**Exercise prompt**
Filter this data down to the lines that hold "description", and copy them.

**Dataset records**
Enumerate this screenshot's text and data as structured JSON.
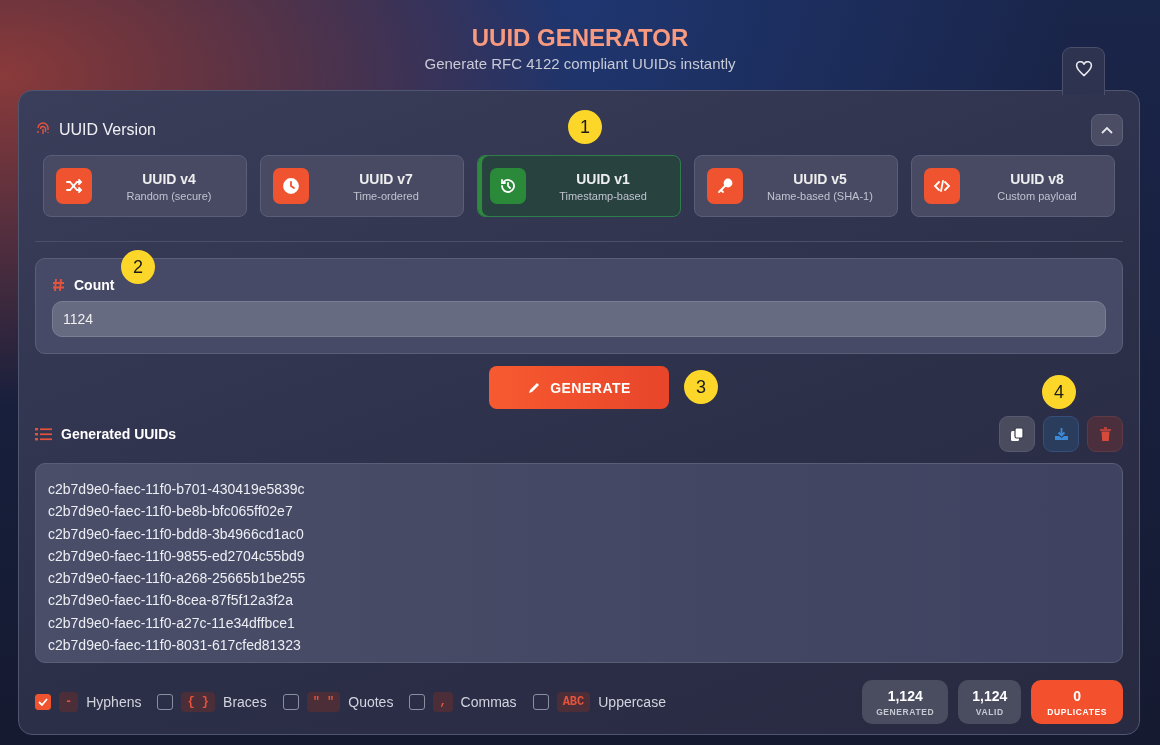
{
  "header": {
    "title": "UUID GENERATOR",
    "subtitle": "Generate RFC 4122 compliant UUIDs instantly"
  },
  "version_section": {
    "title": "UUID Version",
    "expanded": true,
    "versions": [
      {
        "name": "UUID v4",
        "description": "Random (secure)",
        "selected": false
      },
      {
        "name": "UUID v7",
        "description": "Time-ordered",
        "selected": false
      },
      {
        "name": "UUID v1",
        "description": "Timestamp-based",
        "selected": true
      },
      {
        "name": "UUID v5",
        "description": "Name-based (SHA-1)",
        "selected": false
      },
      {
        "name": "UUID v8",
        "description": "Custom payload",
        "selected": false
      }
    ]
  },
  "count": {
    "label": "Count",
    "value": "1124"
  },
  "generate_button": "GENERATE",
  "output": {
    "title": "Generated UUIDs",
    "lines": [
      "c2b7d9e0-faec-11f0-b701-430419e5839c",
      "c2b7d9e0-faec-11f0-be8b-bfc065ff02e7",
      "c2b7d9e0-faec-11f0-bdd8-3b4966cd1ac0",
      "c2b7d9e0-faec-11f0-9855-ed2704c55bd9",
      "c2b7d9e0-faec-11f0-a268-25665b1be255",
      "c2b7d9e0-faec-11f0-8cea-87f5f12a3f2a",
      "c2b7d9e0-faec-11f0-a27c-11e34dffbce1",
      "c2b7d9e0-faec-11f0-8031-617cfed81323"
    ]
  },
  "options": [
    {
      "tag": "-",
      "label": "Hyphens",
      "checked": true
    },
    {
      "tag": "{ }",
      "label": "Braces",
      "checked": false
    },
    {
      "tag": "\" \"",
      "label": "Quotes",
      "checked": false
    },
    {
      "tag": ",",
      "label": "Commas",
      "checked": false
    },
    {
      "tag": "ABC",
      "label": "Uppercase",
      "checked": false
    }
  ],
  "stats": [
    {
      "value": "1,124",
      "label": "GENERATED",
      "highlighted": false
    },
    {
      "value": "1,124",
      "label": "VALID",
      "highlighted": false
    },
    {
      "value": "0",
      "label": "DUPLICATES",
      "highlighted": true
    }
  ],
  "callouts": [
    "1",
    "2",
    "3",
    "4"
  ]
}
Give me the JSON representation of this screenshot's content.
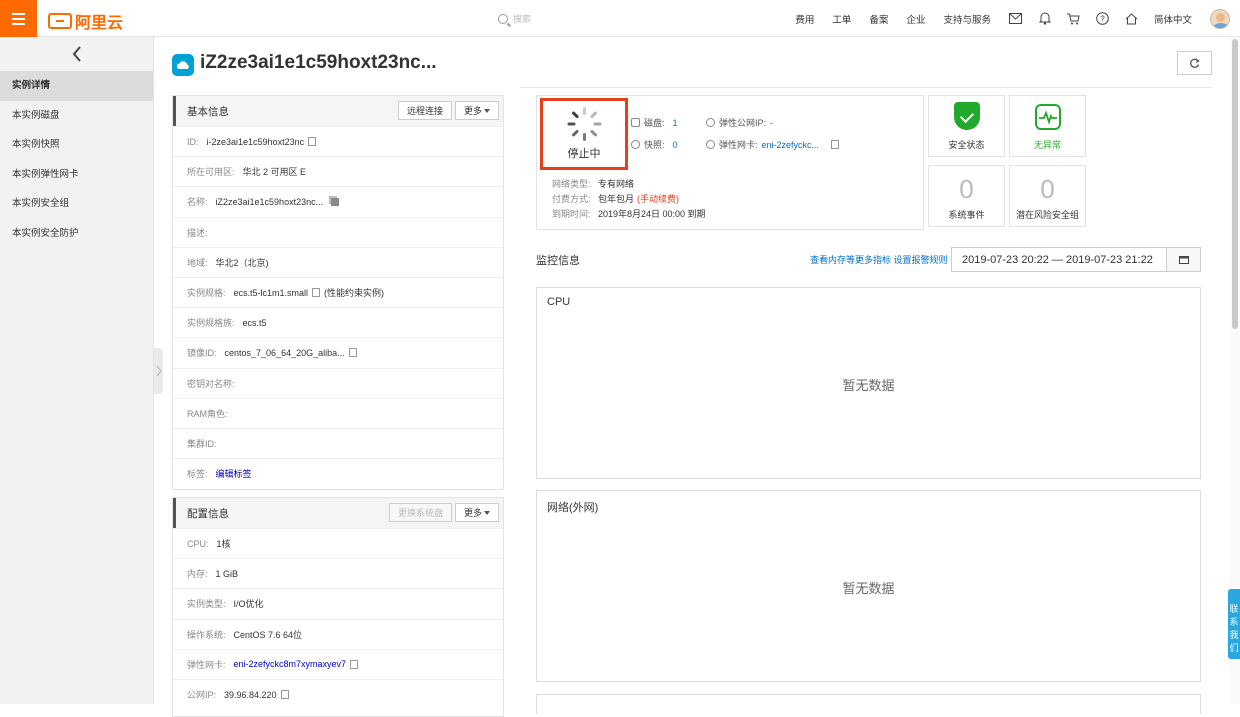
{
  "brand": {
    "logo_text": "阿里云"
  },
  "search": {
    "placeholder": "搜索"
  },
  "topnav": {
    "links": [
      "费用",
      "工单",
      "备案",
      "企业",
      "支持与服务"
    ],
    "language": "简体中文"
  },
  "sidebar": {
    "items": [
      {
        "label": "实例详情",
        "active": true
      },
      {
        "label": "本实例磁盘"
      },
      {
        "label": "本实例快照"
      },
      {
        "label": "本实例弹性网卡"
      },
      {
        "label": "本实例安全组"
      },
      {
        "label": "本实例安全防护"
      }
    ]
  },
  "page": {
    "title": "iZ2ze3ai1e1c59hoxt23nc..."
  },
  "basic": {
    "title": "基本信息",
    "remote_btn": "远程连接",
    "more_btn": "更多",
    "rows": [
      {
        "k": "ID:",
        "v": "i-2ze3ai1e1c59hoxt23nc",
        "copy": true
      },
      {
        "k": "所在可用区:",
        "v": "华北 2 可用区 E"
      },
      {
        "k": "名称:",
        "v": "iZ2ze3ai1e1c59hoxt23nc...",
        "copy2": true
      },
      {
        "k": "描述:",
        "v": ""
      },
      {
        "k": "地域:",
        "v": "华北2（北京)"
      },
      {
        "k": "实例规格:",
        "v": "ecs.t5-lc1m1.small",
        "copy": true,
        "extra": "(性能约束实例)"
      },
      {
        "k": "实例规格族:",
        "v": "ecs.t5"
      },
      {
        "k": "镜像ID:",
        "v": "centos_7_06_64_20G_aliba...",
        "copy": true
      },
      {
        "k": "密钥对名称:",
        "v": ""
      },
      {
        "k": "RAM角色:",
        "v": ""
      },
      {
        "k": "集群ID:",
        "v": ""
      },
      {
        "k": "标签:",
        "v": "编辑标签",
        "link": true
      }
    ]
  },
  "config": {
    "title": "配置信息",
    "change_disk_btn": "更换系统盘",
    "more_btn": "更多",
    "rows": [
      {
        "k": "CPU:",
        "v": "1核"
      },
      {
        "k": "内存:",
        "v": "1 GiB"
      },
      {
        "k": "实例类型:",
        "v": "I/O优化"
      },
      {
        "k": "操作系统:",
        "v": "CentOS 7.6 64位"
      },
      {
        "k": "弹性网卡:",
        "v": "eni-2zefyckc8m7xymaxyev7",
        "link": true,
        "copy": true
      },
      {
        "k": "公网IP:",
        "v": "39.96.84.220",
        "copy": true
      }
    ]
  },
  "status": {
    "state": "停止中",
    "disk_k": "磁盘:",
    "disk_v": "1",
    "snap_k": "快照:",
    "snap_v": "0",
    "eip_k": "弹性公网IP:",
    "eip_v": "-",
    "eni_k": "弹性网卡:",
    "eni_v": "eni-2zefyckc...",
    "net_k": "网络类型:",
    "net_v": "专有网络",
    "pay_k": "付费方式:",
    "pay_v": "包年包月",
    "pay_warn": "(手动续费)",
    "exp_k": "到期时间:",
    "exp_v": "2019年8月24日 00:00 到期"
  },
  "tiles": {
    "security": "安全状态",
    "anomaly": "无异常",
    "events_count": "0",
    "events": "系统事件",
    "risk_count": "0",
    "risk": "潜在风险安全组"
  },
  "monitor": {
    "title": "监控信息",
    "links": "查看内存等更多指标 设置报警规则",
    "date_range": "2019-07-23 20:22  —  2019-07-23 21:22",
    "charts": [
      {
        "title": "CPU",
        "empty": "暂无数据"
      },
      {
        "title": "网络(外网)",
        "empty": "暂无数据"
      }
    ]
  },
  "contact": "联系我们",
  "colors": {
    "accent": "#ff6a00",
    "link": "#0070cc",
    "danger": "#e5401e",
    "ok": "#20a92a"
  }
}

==

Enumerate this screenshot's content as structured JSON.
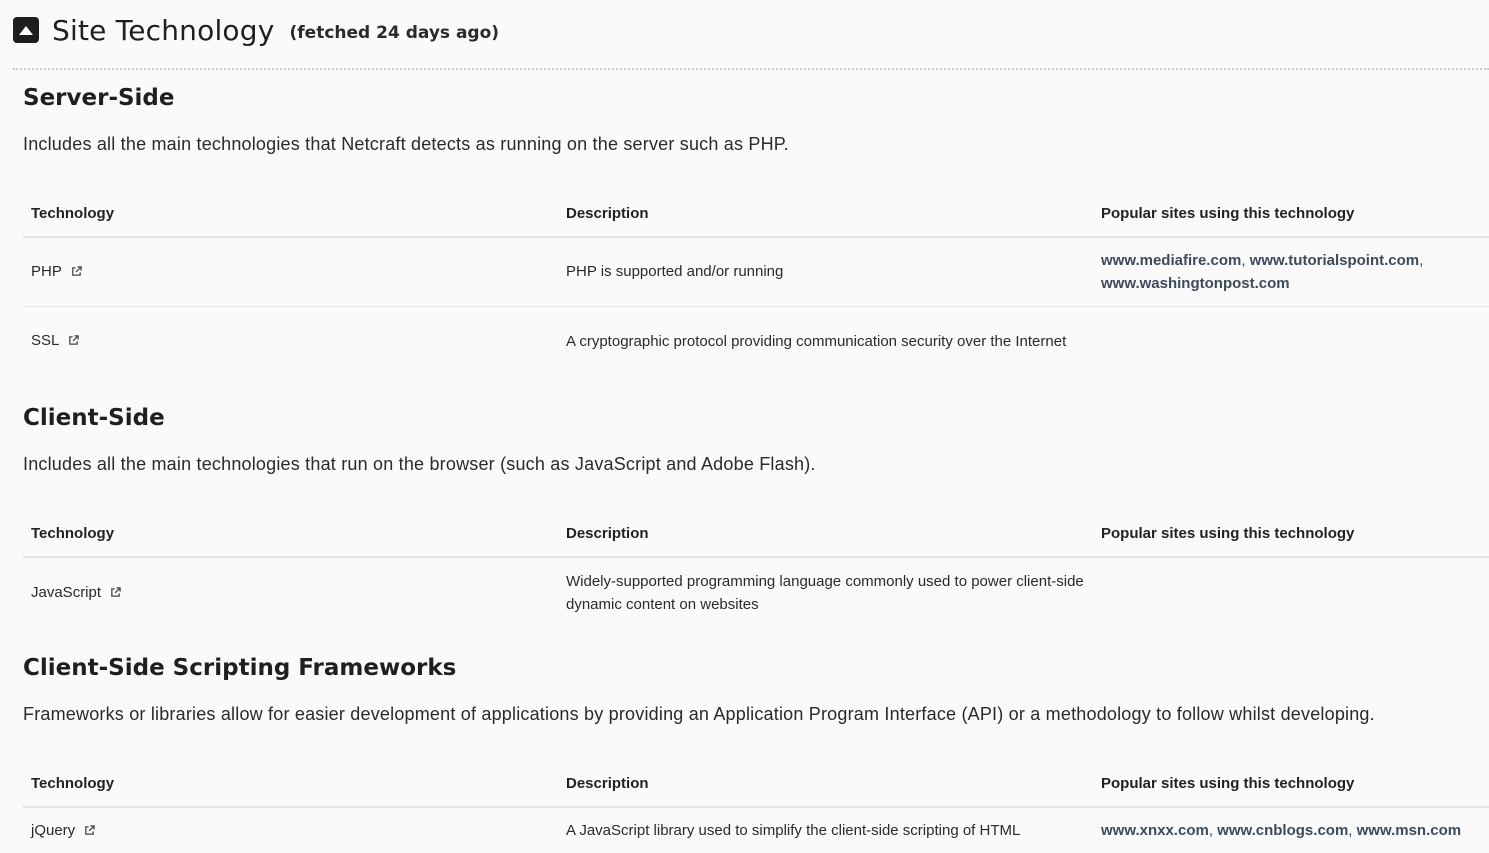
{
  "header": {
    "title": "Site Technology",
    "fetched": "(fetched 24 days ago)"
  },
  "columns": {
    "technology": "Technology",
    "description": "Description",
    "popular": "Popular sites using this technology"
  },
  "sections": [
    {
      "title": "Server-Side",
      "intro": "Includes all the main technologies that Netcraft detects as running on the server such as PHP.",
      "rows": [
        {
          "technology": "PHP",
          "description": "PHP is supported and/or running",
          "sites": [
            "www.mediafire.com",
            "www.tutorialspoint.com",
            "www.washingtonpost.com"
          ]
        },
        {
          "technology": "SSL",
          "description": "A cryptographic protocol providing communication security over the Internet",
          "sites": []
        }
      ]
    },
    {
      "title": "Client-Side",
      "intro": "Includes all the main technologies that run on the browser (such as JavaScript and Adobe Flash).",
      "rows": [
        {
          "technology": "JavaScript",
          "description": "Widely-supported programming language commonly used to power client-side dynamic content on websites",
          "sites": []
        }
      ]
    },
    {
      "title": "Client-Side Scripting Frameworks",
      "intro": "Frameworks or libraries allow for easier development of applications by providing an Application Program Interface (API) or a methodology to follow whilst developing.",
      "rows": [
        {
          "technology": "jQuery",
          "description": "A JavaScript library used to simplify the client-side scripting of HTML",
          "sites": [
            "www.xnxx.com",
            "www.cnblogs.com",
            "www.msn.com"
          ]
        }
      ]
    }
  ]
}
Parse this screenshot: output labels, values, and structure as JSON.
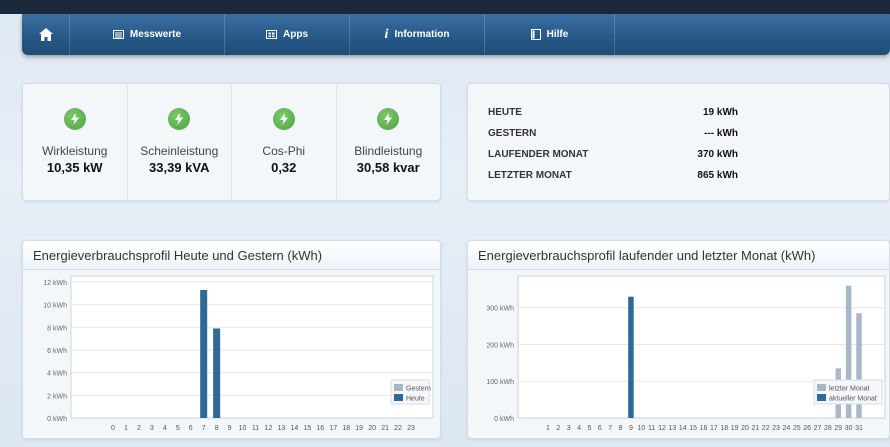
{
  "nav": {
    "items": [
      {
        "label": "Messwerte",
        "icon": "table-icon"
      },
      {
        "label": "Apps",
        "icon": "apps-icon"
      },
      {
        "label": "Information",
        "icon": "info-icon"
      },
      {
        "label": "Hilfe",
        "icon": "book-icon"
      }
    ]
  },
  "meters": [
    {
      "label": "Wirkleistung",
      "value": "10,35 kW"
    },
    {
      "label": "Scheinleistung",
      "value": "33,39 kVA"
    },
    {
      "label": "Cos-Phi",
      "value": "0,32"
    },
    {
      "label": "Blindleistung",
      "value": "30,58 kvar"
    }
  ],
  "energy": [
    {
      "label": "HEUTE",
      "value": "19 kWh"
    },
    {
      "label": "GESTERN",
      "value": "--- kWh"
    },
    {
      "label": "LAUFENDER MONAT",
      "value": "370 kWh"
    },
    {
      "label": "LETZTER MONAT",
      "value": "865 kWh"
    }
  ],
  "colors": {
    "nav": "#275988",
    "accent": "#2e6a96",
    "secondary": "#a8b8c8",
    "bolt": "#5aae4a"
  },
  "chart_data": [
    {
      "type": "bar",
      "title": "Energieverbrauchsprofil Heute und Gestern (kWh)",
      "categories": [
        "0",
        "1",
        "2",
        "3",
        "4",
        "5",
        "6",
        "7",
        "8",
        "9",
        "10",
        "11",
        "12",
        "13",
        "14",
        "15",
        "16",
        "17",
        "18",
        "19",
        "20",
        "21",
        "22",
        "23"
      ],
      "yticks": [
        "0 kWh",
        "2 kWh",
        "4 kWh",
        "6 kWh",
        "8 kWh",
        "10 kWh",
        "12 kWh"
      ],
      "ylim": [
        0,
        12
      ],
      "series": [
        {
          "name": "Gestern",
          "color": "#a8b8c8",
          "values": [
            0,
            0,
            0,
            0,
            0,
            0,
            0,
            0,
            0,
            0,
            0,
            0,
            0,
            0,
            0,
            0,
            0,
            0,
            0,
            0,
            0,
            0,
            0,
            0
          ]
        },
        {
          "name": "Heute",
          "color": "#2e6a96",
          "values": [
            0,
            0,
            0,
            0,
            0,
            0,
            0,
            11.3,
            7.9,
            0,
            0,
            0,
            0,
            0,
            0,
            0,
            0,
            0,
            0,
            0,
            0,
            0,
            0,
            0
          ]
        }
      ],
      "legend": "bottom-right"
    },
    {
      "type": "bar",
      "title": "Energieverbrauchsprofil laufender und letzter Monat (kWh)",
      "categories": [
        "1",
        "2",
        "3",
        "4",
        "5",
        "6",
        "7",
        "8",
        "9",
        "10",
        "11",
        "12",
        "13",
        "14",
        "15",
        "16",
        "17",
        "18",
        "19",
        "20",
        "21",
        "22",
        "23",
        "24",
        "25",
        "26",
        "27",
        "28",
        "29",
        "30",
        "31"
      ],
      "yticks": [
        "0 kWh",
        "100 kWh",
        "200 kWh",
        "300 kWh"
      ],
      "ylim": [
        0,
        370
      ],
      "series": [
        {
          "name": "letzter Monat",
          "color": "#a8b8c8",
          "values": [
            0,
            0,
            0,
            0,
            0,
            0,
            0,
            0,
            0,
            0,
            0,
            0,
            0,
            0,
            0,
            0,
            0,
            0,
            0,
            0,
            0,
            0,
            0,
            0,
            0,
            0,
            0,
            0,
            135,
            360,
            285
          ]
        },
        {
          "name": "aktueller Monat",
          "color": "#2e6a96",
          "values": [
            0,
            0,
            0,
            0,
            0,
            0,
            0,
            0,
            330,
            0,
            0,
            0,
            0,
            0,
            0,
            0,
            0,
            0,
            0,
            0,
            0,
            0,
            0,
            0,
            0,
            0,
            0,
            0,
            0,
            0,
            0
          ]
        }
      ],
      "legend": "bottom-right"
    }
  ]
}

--

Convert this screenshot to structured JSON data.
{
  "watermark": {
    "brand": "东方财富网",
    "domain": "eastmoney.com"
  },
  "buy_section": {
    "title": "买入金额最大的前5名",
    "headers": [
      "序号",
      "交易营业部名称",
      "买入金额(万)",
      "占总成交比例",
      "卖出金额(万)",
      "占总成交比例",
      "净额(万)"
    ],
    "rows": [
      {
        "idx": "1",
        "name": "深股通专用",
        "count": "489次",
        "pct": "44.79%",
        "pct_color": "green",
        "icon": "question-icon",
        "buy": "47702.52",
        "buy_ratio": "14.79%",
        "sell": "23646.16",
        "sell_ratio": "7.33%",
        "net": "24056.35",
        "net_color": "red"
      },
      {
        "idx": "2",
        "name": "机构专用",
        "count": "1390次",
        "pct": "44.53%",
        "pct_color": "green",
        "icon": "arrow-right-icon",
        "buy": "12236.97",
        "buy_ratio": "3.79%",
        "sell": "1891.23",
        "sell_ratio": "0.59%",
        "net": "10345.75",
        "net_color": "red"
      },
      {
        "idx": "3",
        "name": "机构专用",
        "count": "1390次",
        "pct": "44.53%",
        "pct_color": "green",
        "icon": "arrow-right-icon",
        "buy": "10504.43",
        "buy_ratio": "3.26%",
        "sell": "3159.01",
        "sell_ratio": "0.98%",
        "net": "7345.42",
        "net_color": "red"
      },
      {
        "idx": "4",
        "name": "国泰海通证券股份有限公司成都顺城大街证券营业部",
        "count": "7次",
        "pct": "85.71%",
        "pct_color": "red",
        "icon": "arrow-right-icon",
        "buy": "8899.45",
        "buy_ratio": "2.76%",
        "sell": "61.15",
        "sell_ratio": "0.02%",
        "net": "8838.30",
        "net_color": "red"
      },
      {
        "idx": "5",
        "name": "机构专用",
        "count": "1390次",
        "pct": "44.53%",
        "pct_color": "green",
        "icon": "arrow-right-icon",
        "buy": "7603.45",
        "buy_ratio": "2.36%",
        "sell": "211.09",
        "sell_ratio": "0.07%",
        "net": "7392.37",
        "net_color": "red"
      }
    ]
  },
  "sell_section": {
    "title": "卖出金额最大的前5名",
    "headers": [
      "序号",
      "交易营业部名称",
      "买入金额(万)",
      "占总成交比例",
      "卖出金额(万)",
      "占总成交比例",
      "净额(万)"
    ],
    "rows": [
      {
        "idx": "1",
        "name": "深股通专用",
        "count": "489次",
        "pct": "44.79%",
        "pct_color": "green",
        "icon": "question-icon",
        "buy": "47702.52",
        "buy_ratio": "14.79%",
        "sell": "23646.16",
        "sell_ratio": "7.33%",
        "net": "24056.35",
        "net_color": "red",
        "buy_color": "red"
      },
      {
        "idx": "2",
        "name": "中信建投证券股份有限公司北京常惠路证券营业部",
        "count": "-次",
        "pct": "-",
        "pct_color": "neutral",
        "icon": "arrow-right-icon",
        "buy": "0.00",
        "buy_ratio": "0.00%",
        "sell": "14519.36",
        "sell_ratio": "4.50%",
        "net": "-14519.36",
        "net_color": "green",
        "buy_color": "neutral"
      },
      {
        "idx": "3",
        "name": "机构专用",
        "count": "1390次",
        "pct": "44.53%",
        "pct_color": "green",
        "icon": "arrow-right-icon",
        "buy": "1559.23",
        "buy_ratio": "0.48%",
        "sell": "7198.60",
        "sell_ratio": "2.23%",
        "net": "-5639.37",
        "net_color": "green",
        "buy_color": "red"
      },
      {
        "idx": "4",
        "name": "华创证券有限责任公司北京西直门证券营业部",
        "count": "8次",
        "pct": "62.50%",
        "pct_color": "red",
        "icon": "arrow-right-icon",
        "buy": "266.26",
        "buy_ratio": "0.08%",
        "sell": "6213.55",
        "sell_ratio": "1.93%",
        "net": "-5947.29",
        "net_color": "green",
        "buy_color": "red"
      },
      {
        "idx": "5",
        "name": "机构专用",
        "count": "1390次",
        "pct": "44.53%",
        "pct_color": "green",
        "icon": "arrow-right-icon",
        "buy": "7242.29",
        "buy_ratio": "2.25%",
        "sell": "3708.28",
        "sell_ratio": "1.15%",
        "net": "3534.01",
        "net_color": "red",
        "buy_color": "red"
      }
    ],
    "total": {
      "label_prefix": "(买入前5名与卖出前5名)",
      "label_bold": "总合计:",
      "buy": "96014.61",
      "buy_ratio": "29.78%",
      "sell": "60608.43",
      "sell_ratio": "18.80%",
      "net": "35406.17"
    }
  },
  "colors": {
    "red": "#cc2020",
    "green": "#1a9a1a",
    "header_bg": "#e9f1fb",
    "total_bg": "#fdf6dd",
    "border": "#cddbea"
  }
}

**Answer to the exercise**
        "description": "Random (secure)",
        "description": "Time-ordered",
        "description": "Timestamp-based",
        "description": "Name-based (SHA-1)",
        "description": "Custom payload",
    "description": "Description",
          "description": "PHP is supported and/or running",
          "description": "A cryptographic protocol providing communication security over the Internet",
          "description": "Widely-supported programming language commonly used to power client-side dynamic content on websites",
          "description": "A JavaScript library used to simplify the client-side scripting of HTML",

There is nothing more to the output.